The Grain-Free Stuffed “Shells” recipe I shared with y’all was elaborate and delicious and something I would make over and over again as a special dish for our family or company.
But I’m gonna be real with you for a minute. I live off-grid in a 300 square foot home. I have three small children whom we homeschool. There are gardens and over 40 chickens. I work as a freelance writer so that we can build this homestead from scratch, without debt. I love to cook, but right now I try to spend as little time in the kitchen as possible, while still creating nourishing food for our family.
So, I make simple meals.
Bibimbap is a Korean dish that literally translates to “mixed rice”. It is a bowl of white rice with fresh and fermented vegetables, egg and sometimes meat, and often a chili or other sauce to top it off.
So I put on a pot of rice to boil, and head out to the kitchen garden to grab carrots that need thinning. I meander down to the main garden and pick a bowl of greens – purslane, moringa, cilantro, garlic chives.
When I get back, I give them a rough chop. Then I throw my fussy toddler on my hip, turn off the rice, crank up the cast-iron skillet, brown up a bit of meat we have lying around, and fry 6 eggs in the tallow left in the pan.
It doesn’t get any simpler than a bowl of rice topped with homegrown eggs, whatever vegetables are ready in the garden or hanging out in ferment jars in my pantry, and any meat we may have lying around.
Here’s how I make it.
Easy Homesteader’s Bibimbap Recipe
serves 4 generously
- 3 cups raw jasmine rice (or whatever variety you prefer)
- 1/2 – 1 lb of pork, chicken, or beef strips or ground meat, cooked (from wild or pasture-raised sources)
- lard, tallow, or butter for frying eggs (where to buy grass-fed lard, tallow, or butter)
- 4-8 fresh pastured eggs, depending on the addition of meat (read why “organic” and “free-range” labels aren’t enough)
- 1-2 cups chopped crunchy vegetables such as carrots, radishes, cucumbers, zucchini, etc.
- 2 cups leafy greens and herbs, chopped roughly (cooked if spinach, collards, or kale)
- fermented kimchi or raw aromatics such as scallions, chives, or garlic (where to buy probiotic-rich, naturally-fermented kimchi)
- hot chili sauce of choice for serving
- Cook rice according to package directions. Fluff with a fork and add butter if desired.
- Prepare vegetables by chopping into bite-sized pieces and arranging in small dishes or on a larger platter.
- Fry meat quickly in any fat needed, remove from pan and set aside.
- Fry eggs in fat, preferably sunny side up or over easy.
- Bring everything (and everyone) to the table with some fermented vegetables and hot sauce. Everyone gets a bowl of rice and can add proteins, vegetables, and sauce as desired.
(photo credit: Nourishing Days)

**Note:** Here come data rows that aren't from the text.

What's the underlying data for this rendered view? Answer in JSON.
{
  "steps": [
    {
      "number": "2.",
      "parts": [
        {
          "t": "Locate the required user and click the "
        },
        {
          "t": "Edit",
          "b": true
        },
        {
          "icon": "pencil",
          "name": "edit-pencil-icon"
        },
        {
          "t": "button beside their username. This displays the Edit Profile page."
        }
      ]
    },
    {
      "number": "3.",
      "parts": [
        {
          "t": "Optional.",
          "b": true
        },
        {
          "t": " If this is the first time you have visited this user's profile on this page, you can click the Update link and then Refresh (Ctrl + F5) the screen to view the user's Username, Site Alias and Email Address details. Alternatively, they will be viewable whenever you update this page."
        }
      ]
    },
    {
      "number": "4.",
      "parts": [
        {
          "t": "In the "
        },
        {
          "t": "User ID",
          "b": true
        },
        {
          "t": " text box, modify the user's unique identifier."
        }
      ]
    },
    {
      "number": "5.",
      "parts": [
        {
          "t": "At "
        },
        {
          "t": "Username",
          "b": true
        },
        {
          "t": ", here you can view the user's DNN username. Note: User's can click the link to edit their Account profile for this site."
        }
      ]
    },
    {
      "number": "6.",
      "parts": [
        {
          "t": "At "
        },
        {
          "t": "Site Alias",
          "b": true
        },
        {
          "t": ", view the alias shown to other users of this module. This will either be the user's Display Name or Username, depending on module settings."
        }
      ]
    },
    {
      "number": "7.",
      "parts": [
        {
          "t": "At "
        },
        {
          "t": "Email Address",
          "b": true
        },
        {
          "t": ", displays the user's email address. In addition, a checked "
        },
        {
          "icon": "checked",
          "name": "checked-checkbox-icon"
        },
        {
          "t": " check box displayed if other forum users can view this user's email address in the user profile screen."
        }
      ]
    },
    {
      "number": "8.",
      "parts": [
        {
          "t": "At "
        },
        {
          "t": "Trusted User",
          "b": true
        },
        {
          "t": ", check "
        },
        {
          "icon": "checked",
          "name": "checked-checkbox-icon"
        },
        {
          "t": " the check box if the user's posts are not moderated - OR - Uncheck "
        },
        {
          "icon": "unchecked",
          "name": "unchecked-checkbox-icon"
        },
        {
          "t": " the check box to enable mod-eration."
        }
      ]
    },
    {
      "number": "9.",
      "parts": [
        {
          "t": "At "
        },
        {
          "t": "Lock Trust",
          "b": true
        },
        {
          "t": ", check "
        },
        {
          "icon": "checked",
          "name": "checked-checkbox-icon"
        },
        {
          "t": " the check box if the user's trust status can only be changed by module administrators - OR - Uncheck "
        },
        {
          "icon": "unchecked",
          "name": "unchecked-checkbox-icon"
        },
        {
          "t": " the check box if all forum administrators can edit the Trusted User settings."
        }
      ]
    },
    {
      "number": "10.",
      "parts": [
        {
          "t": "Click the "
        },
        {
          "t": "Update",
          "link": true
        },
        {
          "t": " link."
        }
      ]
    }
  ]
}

We currently live in Korea (my hubby is in the Air Force) and we love to get Bibimbap. Here Bibimbap is often served in a hot ceramic bowl and the egg is plopped on the top raw. Once you get the steaming hot bowl, you quickly stir the egg, veggies and rice, cooking the egg in the heat of the bowl. Yum!!
That sounds delicious, Jessica. I’ve heard of the raw egg being used and I might try that in the future, perhaps using cast-iron as the “hot bowl” you mentioned.
Rick Nielson says
You have the best posts. This looks great.
Great post. What a refreshingly different approach to planning a meal based upon what’s in your garden etc.
I LOVE bimbimbap.
I do the raw egg thing too – luckily I have my own chickens…
You can really use any veggies on the rice or use brown rice if you want…
We make ours in the hot cast iron pot so the rice on the bottom gets nice and crunchy.
Proud eater of bimbimbap for almost two decades!
imo, bibimbap is not bibimbap without sesame oil 🙂 Add sesame oil and hot pepper paste to any mix of foods and it can become bibimbap (though the paste often has sesame in it).
Glace – I hadn’t heard that. I don’t usually keep sesame oil on hand, but the lard rendered from a neighbor’s pig is absolutely delicious to fry the eggs in and drizzle over the rice.
I second the hot pepper seasoning!
Mama here says
Love this post!!! Thank you!!!
sounds really good. how do you pronounce bimbimbap?
Leah G says
We too are lil homesteaders. We built our home from the ground up with our own hands and the cash we had in the bank. Its an awesome feeling isnt it? We raise jersey cows, dexters cows, a million chickens, turkeys, and pigs along with lots of fruits and a large garden on 3 acres in the mountains of W North Carolina. This recipe sounds great. I’ in the throws of early pregnancy with our third lil farmer and this sounds so easy I think we’ll have it tonight!
Dawn Harrison says
Man ! Love this family. This is how it should be – all the best to you folks !
Keri Hessel via Facebook says
Oh I love Bibimbap! Ate it all the time when I lived in Korea. 🙂